Transcript for The Mountain-Climbing Cabinet Secretary
We're going to turn to the "Sunday spotlight." Shining today on sally Jewell. The interior secretary went from running one of America's most popular retailers to safeguarding our natural wonders. Now she's working on ways to excite our kids about them, too. David Kerley hiked with her. Reporter: They are our natural beauties. Pieces of America preserved for all of us. Interior secretary sally Jewell calls this the forever business. This is your second home, the outdoors? This is my favorite office. Favorite playground, the one with no walls. Reporter: We're hiking Maine's acadia national park. 1 of the 400 parks the secretary oversees. A little more than a year ago, Jewell was selling backpacks, as the CEO of rei. Now she's landlord for one-fifth of our country's land.

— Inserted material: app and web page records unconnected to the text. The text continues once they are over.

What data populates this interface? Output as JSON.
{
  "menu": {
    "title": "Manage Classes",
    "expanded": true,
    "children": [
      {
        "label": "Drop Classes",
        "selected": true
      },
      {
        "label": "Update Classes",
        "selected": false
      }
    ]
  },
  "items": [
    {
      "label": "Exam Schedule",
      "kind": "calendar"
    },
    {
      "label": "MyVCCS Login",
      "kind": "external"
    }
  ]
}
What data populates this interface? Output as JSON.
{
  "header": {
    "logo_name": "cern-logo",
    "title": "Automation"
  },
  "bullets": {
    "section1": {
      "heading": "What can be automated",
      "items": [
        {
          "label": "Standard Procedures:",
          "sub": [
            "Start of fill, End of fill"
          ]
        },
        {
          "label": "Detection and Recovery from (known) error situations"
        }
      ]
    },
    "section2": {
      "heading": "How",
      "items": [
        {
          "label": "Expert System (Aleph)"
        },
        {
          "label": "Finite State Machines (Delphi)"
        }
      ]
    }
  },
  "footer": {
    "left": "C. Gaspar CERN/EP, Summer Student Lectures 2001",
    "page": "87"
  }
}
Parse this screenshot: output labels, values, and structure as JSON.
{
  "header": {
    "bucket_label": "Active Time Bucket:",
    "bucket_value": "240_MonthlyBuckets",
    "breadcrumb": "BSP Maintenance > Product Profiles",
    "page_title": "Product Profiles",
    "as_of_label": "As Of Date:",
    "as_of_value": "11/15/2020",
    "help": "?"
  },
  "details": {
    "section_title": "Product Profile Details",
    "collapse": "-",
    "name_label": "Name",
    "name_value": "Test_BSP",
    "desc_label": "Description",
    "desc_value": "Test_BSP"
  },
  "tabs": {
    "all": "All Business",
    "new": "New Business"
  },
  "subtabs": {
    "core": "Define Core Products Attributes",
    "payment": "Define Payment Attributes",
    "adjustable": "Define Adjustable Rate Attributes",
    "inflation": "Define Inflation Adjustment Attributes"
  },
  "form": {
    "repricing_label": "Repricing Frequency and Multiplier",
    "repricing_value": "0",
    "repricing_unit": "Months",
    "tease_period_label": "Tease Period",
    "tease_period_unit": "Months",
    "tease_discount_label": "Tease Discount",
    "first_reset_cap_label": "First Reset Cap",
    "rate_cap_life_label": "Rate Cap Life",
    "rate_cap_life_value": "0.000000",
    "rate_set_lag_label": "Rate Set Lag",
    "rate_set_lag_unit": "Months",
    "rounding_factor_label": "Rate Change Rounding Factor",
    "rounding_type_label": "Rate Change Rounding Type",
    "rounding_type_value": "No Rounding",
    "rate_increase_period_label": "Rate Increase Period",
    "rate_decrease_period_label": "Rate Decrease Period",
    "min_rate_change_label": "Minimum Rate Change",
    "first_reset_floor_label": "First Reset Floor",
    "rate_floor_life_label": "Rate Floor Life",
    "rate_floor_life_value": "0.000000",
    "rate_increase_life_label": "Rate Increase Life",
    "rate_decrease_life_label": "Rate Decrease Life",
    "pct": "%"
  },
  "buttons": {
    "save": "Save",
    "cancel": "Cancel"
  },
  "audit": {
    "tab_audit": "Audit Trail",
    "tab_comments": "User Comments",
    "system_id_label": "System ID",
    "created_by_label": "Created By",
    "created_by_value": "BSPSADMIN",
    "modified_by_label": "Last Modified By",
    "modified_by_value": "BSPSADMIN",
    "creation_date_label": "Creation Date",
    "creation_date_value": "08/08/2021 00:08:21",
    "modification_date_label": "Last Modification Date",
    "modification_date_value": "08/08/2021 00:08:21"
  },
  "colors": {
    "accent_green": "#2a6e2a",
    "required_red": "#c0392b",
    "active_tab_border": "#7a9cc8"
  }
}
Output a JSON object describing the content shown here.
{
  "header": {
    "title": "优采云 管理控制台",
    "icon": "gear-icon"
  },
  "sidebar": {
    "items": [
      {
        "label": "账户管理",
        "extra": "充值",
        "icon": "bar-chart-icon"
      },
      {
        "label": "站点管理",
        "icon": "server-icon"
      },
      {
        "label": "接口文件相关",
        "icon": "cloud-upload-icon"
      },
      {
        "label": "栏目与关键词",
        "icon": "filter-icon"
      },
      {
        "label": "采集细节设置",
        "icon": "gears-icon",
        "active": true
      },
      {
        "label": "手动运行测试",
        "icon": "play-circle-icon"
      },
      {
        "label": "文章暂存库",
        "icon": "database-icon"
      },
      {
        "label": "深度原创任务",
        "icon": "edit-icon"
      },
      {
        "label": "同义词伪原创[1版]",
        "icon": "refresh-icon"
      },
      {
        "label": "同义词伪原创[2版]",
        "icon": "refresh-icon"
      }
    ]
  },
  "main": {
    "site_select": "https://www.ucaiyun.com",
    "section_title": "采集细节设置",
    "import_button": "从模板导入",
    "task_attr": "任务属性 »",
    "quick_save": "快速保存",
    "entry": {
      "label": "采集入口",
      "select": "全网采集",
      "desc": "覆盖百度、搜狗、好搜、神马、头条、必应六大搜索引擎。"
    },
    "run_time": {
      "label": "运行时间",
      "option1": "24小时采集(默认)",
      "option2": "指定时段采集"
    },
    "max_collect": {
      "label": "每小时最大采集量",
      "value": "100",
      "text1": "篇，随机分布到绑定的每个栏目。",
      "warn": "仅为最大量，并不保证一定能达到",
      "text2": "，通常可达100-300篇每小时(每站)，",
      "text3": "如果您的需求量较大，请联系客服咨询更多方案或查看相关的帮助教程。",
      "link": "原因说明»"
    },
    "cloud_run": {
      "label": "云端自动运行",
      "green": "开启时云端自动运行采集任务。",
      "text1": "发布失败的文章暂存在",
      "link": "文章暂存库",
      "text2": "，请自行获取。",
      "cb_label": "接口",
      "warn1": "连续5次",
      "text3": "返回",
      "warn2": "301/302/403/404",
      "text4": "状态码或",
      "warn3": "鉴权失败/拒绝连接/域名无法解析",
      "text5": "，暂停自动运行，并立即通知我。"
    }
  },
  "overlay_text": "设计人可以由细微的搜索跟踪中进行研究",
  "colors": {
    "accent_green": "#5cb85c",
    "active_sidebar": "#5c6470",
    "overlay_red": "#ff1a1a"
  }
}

It's her first ever government job, which had a rough start, a government shutdown that closed parks and sent workers home. It's a gotcha kind of place. Very, very different from the private sector. Reporter: Partisan bickering that has her yearning for 50 years ago. When republicans and democrats joined together for the creation of the wilderness act. Lands where man himself is a visitor who does not remain. President Lyndon Johnson made it the law of the land. It was so visionary. It was saying -- people need to have areas where we can be guardians, not gardeners. Reporter: More than 100 million wilderness acres already. This morning, Jewell and the administration have more than 100 wilderness requests in congress. There are special places that need additional levels of protection. Reporter: It's not getting done. Well, not much is getting done in congress right now. Reporter: The outdoors have been part of her life since her family immigrated from England when she was 3. One of the reasons I took this job was because I wanted to be part of the solution to climate change. Reporter: She's also an oil and gas engineer. It seems like there's a conflict. Continue to bring out oil, gas, and coal, yet we need to cut carbon. How do you do both? We can't transition to a renewable energy economy overnight. We're department on coal. We're department on oil and gas. Reporter: There are many environmentalists who think you're not doing enough. This job is full of absolutes on both sides. Those that are more involved in just drill, baby, drill, let's not worry about it. And those that believe we have to change things overnight. The truth is, we can't have either. We have to work together on common ground to move forward. That's what my job is about. Reporter: And she keeps moving. She's summited the highest peak. In antarctica. And she and I share an experience, standing on the top of Washington's Mt. Ranier. You got up there on your own two feet? Yeah. It puts the world in perspective a little bit. I like to think, a lot of these things I can see are national parklands. They're protected. Reporter: A view she hopes to save forever. For "This week" and ABC news, David Kerley. Just beautiful. And now, we honor our fellow Americans who serve and sacrifice. This week, the Pentagon released the name of one soldier killed in Afghanistan. And that is all for us today. Thank you for sharing part of your Sunday with us. Check out "World news" tonight this evening. I'll see you tomorrow on "Gma."
This transcript has been automatically generated and may not be 100% accurate.